In fact there are several. Photo Transfer, Pic Transfer and WiFi Photo are great examples and can come in really handy when you want the flexibility to select and transfer multiple items at once. Let’s take a look and see why they’re so useful.
The evolution and complication of devices is really starting to part the seas from those who know what they’re doing, to those who can do things, to those who think they can do it, but prove that they can’t. It can definitely be a daunting, intimidating task to repair your device, whether it is an iPod needing a new battery, or a bruised and battered iPhone. Organization, paired with some skill and know-how, is the key to properly fixing any device.
Thanks to a neat little bookmarklet for Mobile Safari, Skyfire (TMA Review) isn’t the only legit way to watch flash videos on your iPhone, iPod Touch and iPad. Once installed on your iOS, videos from Dailymotion, Flickr Video, MegaVideo and Vimeo that are embedded on websites can now be viewed with ease. Installing this bookmarklet is extremely simple and can be done via several steps:
- Open http://iosflashvideo.fw.hu/ on your iOS Device (iPhone, iPad or iPod)
- Hit the + button, select Add Bookmark and tap the Save button
- Open your bookmarks by tapping the bookmark icon and press Edit
- Choose iOSFlashVideo
- Select iOSFlashVideo from Bookmarks whenever a video isn’t natively supported on iOS in order to make it viewable
If you haven’t purchased the Skyfire app and wish to check out flash videos powered by Dailymotion and the like, this iOSFlashVideo tool is well worth a try. Check out the video tutorial by Greek-iPhone.com after the gap.
Other than dropping an iPhone onto solid ground and watching it smash to bits, dropping it by accident into water is likely the next most unnerving thing that can happen to your precious gadget. If this ever happens to you, don’t panic (too much) and follow these instructions that can potentially save your iPhone/iPod Touch.

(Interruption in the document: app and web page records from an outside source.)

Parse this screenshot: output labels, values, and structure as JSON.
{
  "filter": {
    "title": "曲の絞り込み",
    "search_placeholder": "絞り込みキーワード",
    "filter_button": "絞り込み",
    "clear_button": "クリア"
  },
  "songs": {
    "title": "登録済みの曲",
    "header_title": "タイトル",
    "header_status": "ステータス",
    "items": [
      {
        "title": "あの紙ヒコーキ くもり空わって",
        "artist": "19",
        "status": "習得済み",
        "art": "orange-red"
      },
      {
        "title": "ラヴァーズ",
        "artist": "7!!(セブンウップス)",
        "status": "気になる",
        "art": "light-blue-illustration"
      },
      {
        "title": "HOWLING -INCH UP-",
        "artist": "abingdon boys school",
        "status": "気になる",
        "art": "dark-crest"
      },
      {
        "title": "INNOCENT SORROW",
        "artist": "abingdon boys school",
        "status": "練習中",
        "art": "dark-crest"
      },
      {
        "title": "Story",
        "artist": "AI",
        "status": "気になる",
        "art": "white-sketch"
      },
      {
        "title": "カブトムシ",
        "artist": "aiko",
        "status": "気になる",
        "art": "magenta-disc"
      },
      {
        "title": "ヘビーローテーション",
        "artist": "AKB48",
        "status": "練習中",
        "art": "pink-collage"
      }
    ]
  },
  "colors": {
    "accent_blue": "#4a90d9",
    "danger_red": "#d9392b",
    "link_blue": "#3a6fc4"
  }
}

A little while back, we did a tutorial on how to read your old (non-epub) ebooks using iBooks. It featured Calibre, a powerful (and free) software that can easily manage and convert all your ebooks to the epub format. At the time of writing, Stanza, my preferred ebook app, had yet to receive a dedicated iPad version and thus, iBooks was essentially the only e-reader on the device. Well now that Stanza has received a recent update to make it a universal app (along with some other new and much welcomed features), we’ll be taking a look at how to transfer your existing ebooks collection onto the popular e-reader app on your iPad.
Update: Our latest tutorial on how to use Dropbox and Calibre to store and remotely transfer ebooks to your iDevices is now up. You can check it out here.
Early adopters of the iPad already know that the device is not only great for surfing the web, playing “HD” games or watching movies on the gorgeous 9.7-inch IPS screen, but also for reading ebooks. Apple’s own e-reader app, iBooks, has been well received and its overall design makes it easy and enjoyable to read books on the iPad. It even allows you to upload non-iBookstore and DRM-free ePub documents/ebooks onto the app via iTunes. Unfortunately, iBooks only accepts the “industry standard” ePub format, meaning those with a collection of ebooks in various formats (LIT, MOBI, PDB, HTML, RTF etc) are out of luck.
While Stanza (my personal favorite) and other e-reader apps on the iPhone/iPod Touch do accept other ebook formats, there are currently none with dedicated iPad versions (meaning you won’t be able to enjoy them in full screen mode without the text becoming pixelated). As such, we’ll be taking a look at how to convert and transfer your existing non-epub ebooks/documents onto the free and very likeable iBooks app.